** What is being asked **
If a line in the data below contains "Cards", copy it.

[App and web page records]
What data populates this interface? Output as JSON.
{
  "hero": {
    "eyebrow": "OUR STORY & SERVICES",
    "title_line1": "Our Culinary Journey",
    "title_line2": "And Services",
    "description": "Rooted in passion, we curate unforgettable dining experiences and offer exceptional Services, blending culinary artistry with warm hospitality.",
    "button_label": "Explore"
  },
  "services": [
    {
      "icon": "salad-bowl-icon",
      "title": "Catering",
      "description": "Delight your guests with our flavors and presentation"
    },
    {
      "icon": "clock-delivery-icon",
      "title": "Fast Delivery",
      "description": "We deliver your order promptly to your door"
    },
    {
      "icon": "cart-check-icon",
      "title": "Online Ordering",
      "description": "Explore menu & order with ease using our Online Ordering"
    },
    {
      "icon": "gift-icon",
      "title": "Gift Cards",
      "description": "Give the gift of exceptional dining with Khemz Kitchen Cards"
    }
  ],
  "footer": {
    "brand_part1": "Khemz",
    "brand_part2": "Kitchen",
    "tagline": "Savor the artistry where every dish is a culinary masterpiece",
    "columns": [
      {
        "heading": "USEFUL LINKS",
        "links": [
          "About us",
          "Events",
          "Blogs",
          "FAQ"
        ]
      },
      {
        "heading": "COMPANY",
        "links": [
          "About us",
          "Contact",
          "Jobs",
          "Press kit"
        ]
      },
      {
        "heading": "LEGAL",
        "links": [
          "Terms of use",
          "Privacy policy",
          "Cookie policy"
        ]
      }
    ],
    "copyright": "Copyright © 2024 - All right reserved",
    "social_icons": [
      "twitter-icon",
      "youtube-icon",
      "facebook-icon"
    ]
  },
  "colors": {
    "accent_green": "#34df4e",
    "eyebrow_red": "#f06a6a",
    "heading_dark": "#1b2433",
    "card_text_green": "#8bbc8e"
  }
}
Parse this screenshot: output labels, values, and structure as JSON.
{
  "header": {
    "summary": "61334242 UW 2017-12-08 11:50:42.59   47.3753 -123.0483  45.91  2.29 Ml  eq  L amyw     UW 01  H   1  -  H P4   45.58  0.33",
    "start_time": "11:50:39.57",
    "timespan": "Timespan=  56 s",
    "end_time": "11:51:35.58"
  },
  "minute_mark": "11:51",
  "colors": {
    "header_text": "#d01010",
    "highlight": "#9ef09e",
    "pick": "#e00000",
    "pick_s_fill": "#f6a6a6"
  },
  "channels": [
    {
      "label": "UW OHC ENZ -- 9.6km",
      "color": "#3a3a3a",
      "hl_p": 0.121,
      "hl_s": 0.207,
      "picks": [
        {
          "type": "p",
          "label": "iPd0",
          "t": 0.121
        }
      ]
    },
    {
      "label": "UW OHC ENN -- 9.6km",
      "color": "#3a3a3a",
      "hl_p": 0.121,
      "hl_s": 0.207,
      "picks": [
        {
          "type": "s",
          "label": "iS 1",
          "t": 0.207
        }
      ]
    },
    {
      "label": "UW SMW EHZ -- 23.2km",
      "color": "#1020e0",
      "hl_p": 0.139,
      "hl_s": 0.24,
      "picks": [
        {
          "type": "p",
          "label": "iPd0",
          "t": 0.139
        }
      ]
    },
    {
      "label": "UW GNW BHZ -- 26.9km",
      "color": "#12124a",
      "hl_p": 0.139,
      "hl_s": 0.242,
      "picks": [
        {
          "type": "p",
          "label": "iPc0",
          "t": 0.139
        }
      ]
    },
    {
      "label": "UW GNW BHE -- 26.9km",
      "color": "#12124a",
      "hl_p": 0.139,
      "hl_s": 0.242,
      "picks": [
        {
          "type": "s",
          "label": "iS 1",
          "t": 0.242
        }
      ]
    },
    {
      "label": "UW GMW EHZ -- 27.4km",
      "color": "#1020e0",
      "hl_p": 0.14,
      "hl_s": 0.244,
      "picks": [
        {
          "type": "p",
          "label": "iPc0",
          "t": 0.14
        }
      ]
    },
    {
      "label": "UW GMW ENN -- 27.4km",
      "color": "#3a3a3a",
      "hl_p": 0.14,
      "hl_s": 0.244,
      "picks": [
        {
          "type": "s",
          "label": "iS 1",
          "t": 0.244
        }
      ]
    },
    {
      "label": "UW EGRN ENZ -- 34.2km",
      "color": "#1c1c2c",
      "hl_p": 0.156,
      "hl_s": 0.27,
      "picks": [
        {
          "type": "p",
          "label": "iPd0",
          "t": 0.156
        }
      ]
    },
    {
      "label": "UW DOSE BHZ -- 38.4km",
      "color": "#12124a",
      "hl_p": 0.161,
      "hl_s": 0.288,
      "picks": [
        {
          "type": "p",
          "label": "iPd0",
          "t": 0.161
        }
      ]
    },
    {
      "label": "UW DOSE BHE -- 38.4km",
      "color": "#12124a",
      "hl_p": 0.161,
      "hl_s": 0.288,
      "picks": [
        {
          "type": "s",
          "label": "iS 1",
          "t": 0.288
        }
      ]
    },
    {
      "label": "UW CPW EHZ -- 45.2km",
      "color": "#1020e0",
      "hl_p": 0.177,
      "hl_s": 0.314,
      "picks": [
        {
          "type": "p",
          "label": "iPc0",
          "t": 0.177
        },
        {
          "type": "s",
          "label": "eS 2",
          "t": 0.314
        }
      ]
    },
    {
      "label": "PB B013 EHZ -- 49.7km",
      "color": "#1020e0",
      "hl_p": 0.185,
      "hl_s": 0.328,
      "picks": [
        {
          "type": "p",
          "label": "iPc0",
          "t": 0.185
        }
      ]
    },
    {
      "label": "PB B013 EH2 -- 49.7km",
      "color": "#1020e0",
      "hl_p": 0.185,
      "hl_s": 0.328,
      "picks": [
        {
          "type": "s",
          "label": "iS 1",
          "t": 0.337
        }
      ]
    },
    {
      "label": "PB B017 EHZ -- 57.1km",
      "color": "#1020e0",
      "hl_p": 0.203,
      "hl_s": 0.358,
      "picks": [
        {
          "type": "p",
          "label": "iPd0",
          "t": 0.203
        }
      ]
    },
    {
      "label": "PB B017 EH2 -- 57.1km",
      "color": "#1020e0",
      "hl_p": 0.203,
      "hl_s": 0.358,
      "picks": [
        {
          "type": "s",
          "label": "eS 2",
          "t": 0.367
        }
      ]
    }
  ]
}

** Response below **
      "title": "Gift Cards",
      "description": "Give the gift of exceptional dining with Khemz Kitchen Cards"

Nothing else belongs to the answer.